**Task prompt:**
Where a line of the records contains the word "placeholder", show that line.

─── Source data ───

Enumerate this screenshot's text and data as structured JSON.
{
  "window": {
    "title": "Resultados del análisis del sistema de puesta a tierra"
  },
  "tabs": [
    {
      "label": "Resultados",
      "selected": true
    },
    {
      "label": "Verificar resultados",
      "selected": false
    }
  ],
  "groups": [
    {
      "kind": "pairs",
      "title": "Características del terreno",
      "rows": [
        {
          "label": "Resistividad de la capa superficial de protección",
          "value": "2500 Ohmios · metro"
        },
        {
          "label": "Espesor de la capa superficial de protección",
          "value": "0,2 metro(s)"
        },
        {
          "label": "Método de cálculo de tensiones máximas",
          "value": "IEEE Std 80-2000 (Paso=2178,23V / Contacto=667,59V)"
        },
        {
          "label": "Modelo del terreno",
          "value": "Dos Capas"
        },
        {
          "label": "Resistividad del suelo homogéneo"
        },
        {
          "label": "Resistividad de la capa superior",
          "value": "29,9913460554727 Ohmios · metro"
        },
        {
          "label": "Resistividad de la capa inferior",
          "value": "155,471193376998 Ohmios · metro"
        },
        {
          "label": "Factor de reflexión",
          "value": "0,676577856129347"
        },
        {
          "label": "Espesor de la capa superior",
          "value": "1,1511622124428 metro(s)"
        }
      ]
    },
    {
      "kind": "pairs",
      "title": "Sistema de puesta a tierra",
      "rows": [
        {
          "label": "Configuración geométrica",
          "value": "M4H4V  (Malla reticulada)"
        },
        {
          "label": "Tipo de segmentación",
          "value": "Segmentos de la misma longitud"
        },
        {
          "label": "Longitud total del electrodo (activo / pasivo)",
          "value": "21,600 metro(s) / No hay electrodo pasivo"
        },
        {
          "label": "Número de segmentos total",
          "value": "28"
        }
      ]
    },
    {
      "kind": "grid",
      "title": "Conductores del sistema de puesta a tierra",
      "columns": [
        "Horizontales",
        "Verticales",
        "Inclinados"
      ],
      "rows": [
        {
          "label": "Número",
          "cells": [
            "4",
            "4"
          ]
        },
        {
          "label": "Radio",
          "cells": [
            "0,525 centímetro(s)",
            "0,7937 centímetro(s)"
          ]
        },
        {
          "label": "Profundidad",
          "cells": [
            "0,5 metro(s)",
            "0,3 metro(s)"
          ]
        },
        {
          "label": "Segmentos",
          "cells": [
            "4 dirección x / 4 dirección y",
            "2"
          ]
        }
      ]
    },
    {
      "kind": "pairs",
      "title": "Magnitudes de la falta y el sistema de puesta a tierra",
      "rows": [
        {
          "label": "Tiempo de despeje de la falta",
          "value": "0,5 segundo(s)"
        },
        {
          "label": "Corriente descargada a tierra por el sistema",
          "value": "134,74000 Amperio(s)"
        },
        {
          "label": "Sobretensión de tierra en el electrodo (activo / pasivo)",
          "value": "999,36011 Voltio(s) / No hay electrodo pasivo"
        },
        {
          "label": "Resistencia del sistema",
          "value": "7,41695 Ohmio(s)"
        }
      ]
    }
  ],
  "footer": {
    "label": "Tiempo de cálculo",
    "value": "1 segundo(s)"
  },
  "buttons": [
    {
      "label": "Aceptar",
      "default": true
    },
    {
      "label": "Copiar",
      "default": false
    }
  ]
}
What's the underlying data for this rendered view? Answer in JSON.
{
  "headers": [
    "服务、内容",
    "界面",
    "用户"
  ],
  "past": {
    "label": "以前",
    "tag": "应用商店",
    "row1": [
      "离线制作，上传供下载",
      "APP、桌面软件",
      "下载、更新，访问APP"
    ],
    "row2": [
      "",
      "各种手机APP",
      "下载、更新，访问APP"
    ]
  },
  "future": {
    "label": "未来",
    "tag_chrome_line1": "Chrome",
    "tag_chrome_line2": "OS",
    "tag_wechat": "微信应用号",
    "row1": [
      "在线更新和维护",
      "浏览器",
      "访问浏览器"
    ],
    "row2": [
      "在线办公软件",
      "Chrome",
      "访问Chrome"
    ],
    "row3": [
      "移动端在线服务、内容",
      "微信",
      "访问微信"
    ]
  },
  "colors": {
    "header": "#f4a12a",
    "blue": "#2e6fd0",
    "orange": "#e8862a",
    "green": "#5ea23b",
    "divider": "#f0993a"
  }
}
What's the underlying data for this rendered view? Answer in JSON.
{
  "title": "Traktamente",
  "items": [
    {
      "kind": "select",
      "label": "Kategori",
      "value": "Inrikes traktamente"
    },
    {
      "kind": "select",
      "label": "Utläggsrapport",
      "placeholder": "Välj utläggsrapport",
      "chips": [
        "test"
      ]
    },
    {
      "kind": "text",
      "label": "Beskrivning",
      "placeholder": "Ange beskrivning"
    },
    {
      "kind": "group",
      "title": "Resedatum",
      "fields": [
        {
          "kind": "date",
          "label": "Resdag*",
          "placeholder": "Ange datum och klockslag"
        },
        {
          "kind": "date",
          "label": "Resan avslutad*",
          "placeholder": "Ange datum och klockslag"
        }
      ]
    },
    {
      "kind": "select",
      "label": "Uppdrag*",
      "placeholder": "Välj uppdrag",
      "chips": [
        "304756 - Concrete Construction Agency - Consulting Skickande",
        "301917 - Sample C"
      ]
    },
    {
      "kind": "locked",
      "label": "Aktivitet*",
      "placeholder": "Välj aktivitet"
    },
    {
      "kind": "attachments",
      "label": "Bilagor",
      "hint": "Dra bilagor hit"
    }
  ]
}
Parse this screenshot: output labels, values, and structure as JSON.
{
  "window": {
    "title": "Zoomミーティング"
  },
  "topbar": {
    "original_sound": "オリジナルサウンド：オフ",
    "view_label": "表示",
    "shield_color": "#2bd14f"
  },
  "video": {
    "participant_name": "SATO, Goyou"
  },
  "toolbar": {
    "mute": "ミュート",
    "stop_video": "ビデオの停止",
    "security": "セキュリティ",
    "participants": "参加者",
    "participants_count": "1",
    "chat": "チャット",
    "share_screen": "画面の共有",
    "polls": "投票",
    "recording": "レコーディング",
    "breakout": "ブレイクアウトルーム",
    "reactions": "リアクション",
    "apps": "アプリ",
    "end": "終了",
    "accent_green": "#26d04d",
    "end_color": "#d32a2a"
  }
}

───

**Result of the exercise:**
      "placeholder": "Välj utläggsrapport",
      "placeholder": "Ange beskrivning"
          "placeholder": "Ange datum och klockslag"
          "placeholder": "Ange datum och klockslag"
      "placeholder": "Välj uppdrag",
      "placeholder": "Välj aktivitet"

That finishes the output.